These three disorders may even share a common genetic background. A genetic region on the 3rd chromosome identified as NHE9, has been suggested as having a possible association with ADHD. Another nearby region on the same chromosome has been tied to both autism and epilepsy, suggesting a strong possibility that all three disorders are at least in part tied down to a common genetic region. Since all three disorders are unique and often involve completely different sets of medications, it is easy to see that a misdiagnosis followed by a "mis-medication" can have profoundly negative consequences. With regards to this post, this means that individuals who do have ADHD and (appropriately) take stimulant medications may still see a relatively high frequency of epileptic symptoms, but these are often due to a common (and potentially genetic) underlying condition, and are often not due to the actual stimulant medications being administered for ADHD.

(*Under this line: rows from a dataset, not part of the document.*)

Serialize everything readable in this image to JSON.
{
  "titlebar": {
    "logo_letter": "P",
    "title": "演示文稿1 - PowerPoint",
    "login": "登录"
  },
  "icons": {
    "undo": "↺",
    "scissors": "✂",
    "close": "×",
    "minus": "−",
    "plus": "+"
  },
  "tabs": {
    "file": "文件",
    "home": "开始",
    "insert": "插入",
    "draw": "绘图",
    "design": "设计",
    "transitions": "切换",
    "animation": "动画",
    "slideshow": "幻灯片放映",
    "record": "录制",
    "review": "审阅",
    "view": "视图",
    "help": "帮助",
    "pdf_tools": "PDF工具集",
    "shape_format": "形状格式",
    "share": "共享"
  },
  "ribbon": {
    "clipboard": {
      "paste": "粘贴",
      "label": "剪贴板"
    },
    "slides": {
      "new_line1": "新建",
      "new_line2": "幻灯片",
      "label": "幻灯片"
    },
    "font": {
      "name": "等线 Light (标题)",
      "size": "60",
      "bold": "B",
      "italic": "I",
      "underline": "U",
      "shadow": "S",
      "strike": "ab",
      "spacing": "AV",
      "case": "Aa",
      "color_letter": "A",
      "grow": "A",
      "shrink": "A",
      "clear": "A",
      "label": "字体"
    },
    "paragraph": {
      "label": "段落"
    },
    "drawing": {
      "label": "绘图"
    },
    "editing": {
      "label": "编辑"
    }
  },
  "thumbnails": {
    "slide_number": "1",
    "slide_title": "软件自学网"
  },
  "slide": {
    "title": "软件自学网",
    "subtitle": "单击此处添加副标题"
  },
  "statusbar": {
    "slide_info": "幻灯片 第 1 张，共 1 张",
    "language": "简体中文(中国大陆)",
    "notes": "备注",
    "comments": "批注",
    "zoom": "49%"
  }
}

While there is the possibility of genetic overlap between ADHD and epilepsy, the two disorders typically follow completely different chemical pathways. ADHD is closely tied to two neuro-chemical signaling agents called dopamine and norepinephrine (also called noradrenaline), while epilepsy is typically tied to the neurochemicals Gamma Aminobutyric Acid (GABA), as well as Glutamic Acid and Aspartic Acid (both of which are dietary amino acids, and are chemically similar to the questionable food flavoring MSG). Nevertheless, it is true that stimulant medications that are used to treat ADHD (such as Concerta or Ritalin), have been shown to counteract the effectiveness of some traditional anti-seizure medications, namely phenobarbitone (also referred to as BAN, Luminal or phenobarbital). However, these earlier-version anti-seizure medications are often replaced by newer Anti-Epileptic Drugs (AED's), most of which don't have these negative drug interactions.
Additionally, several studies have actually pointed towards ADHD stimulant medications helping with seizure-potentiating conditions. For example, in a 1992 article in the Journal of Clinical Psychiatry, Wroblewski and coworkers observed that seizure-prone individuals with brain injuries actually saw a reduction in the number of episodes following the administration of the common ADHD stimulant methylphenidate. However, other related studies have failed to support these results.

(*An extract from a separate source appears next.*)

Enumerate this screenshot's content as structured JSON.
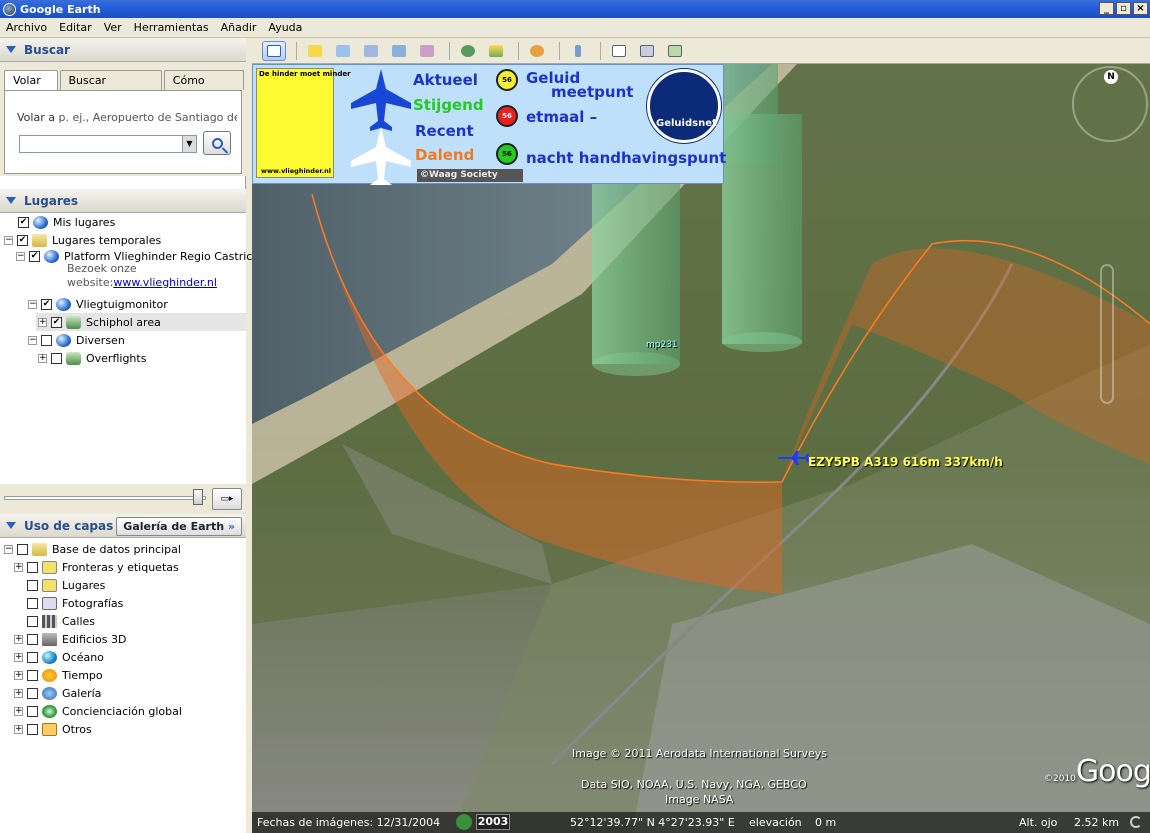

Finally, it is also important to at least mention the possibility that stimulant medications used to treat ADHD may trigger seizures due to their well-known effects on the sleep cycle. While the exact causes of epileptic seizures are still unknown, it is worth mentioning that around half of these episodes occur either during or around periods of sleep. Additionally, sleep deprivation has been shown to increase the likelihood of seizures. It is my personal belief that we should never downplay these important facts and observations.
What I have really hoped to accomplish in this post is to provide you with a bit more background info surrounding ADHD stimulant medications and how some of the data connecting these drugs to increased seizures and epileptic episodes were acquired. Nevertheless, this was not meant to refute all claims that there is an increase risk of epilepsy that is involved by taking these medications, especially for those prone to seizures. Caution and careful monitoring by your physician are still paramount. It is my hope, and my main objective to simply arm you with a bit more information about these drugs, how they work, and how these common ADHD prescription medications can interfere with comorbid disorders such as epilepsy. Look for future posts for more "special cases" involving ADHD and other accompanying disorders.